The FT database is searchable, enabling you to integrate FT content into your research, it also a fantastic resource for that all important future job interview when you need some background information on a company or sector. For first time access and you must initially register using your university email address at:  FT.COM

Access FT.com through the library website for the best experience.

Are you working on your dissertation or Honours’ Project?

The Library has lots of useful resources that can help you with your dissertation or Honours’ Project.

Planning your search strategy

We have a range of books that can help you get started with your literature review and with your dissertation or project more generally (for example here, here and here).  Additionally our online training package SMILE has lots of tips that will improve the quality of your research. Continue reading

Harvard Referencing Guide – Update Jan 2017

The Library has updated the Harvard Referencing Guide to expand the guidance on using in text citations.

The referencing style is unchanged.  There is no change in how to compile your reference list and you will still choose the Harvard British Standard 2010 GCU Library output style in Refworks.

For more help contact your librarians.

 

NVivo for beginners available on Lynda.com
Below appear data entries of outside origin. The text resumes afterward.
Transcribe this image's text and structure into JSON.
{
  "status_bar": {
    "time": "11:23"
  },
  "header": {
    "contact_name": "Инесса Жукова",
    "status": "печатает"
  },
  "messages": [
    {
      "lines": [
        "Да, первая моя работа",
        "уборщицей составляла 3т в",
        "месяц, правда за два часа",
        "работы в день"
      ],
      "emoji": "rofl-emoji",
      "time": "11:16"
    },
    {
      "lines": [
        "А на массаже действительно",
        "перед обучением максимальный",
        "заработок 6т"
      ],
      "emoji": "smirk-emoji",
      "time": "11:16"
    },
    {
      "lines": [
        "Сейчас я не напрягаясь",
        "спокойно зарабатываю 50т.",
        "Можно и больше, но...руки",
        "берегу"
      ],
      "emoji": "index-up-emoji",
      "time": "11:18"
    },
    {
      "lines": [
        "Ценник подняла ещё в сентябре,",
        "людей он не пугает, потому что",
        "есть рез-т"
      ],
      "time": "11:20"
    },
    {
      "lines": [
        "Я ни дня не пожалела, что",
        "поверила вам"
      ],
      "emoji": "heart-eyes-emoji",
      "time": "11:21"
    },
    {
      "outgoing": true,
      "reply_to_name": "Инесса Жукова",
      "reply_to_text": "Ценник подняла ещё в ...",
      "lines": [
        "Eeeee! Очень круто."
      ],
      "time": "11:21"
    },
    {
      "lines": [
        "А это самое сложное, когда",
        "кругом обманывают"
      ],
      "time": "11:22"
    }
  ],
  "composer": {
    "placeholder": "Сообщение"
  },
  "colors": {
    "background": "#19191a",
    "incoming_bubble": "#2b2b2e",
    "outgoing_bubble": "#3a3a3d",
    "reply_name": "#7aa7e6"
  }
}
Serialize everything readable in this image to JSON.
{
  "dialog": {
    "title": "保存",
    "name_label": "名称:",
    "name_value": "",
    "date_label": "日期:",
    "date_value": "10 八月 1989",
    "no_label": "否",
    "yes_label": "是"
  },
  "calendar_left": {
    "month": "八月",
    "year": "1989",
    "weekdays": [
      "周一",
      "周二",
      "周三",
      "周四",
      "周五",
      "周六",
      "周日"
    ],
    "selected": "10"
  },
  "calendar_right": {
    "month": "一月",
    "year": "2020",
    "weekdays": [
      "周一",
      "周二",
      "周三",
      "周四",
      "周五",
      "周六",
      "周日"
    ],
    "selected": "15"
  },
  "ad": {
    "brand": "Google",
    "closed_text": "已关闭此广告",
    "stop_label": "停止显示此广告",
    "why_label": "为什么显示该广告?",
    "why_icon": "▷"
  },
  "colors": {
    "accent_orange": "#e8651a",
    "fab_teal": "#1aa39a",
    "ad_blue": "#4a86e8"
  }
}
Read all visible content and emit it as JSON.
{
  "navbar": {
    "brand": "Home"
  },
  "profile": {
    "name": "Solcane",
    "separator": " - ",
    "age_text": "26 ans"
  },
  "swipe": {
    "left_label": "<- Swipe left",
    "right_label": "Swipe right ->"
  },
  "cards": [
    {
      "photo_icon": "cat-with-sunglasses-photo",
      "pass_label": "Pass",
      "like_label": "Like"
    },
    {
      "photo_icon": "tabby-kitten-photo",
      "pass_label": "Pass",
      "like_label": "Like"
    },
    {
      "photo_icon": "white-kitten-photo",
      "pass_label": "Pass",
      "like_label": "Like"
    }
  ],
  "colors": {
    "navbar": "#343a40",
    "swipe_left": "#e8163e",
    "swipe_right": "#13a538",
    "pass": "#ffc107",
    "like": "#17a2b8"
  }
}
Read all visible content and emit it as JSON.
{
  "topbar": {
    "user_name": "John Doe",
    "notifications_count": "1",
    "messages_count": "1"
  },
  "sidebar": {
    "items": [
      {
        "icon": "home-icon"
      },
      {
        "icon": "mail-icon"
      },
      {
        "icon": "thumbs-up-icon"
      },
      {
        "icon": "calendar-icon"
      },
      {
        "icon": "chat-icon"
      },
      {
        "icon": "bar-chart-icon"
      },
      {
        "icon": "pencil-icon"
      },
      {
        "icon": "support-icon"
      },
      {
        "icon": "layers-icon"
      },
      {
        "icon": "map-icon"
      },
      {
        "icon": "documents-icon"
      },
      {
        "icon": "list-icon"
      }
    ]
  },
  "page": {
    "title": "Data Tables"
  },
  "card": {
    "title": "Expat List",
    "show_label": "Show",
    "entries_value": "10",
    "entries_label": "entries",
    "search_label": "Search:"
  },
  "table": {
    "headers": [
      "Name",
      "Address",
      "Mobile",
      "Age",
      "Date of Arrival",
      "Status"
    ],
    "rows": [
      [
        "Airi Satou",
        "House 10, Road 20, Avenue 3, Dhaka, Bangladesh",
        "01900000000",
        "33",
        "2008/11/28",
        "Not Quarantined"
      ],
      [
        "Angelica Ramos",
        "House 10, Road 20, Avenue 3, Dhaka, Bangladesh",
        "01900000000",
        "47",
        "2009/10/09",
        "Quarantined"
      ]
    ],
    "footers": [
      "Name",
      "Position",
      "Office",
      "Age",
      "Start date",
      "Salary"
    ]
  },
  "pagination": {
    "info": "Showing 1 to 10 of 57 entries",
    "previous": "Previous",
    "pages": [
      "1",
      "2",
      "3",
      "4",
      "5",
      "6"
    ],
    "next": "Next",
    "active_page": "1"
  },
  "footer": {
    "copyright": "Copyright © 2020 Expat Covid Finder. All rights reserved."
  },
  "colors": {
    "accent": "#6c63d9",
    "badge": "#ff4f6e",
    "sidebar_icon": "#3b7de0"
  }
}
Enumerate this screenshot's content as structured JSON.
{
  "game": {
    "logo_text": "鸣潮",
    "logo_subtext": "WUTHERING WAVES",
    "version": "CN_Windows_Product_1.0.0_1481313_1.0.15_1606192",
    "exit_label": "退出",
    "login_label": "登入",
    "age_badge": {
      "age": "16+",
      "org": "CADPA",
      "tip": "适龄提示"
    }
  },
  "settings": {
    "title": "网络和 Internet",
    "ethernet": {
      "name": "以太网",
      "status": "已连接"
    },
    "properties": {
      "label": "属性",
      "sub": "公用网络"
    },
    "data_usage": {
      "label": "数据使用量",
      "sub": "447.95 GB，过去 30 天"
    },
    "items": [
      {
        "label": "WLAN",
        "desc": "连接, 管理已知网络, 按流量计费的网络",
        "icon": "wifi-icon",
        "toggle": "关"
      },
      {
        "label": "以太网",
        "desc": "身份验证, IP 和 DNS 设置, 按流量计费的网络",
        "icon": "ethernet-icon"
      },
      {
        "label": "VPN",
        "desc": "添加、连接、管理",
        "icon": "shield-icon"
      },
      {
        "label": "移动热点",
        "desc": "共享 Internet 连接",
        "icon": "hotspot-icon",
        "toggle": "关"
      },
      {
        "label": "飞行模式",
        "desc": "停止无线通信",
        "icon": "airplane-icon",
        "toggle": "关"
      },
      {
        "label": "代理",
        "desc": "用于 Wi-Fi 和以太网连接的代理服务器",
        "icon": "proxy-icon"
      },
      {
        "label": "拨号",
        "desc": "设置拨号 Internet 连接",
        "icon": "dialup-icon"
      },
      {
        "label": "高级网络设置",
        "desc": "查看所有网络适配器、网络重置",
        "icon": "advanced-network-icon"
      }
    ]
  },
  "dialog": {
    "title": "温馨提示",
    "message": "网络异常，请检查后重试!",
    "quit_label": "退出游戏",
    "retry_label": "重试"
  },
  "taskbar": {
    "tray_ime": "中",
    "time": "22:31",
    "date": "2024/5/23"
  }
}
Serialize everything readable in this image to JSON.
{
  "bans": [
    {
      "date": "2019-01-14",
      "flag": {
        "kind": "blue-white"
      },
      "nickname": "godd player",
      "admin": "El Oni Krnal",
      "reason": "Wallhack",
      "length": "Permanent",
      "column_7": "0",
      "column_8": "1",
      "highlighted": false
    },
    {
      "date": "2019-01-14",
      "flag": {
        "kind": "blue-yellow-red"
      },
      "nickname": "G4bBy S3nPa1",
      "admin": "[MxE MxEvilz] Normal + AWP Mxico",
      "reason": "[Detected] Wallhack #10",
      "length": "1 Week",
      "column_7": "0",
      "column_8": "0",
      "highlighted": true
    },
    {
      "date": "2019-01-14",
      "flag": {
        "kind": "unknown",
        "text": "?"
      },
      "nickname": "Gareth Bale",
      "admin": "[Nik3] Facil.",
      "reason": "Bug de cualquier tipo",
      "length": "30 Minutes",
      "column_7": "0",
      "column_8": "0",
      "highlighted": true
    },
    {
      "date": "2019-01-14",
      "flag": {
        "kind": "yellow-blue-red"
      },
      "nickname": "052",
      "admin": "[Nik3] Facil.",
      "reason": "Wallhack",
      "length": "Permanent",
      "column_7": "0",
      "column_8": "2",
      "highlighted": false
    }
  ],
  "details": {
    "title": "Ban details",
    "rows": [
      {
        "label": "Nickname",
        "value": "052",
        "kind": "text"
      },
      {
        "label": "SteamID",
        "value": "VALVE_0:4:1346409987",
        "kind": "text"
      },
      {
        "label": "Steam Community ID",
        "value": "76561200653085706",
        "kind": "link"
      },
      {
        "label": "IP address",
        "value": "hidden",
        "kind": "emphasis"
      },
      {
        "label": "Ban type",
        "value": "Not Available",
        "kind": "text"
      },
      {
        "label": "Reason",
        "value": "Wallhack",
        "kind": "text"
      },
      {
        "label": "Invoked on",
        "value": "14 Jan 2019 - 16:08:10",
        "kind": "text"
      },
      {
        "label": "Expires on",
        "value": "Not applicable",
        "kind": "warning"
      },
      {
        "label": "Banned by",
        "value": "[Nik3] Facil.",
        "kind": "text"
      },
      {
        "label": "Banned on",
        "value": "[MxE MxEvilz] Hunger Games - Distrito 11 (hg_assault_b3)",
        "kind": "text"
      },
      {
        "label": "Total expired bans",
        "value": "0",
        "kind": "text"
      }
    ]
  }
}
NVivo is qualitative data analysis software for researchers.  This course explores how to use NVivo Starter for collecting and analyzing text-based research data.

Nvivo software is available from the GCU app store to GCU staff and students.

To view the course go to the Library homepage and log into Lynda.com from the Database A-Z.  The first time you login you will be asked to fill in a short form. Search for Nvivo in the top bar and click on the course you require.

nvivocapture

Lynda.com is a comprehensive set of online learning resources that can be utilised by all GCU students and staff to build business, software, technology and creative skills.

Accessing Lynda.com quick guide.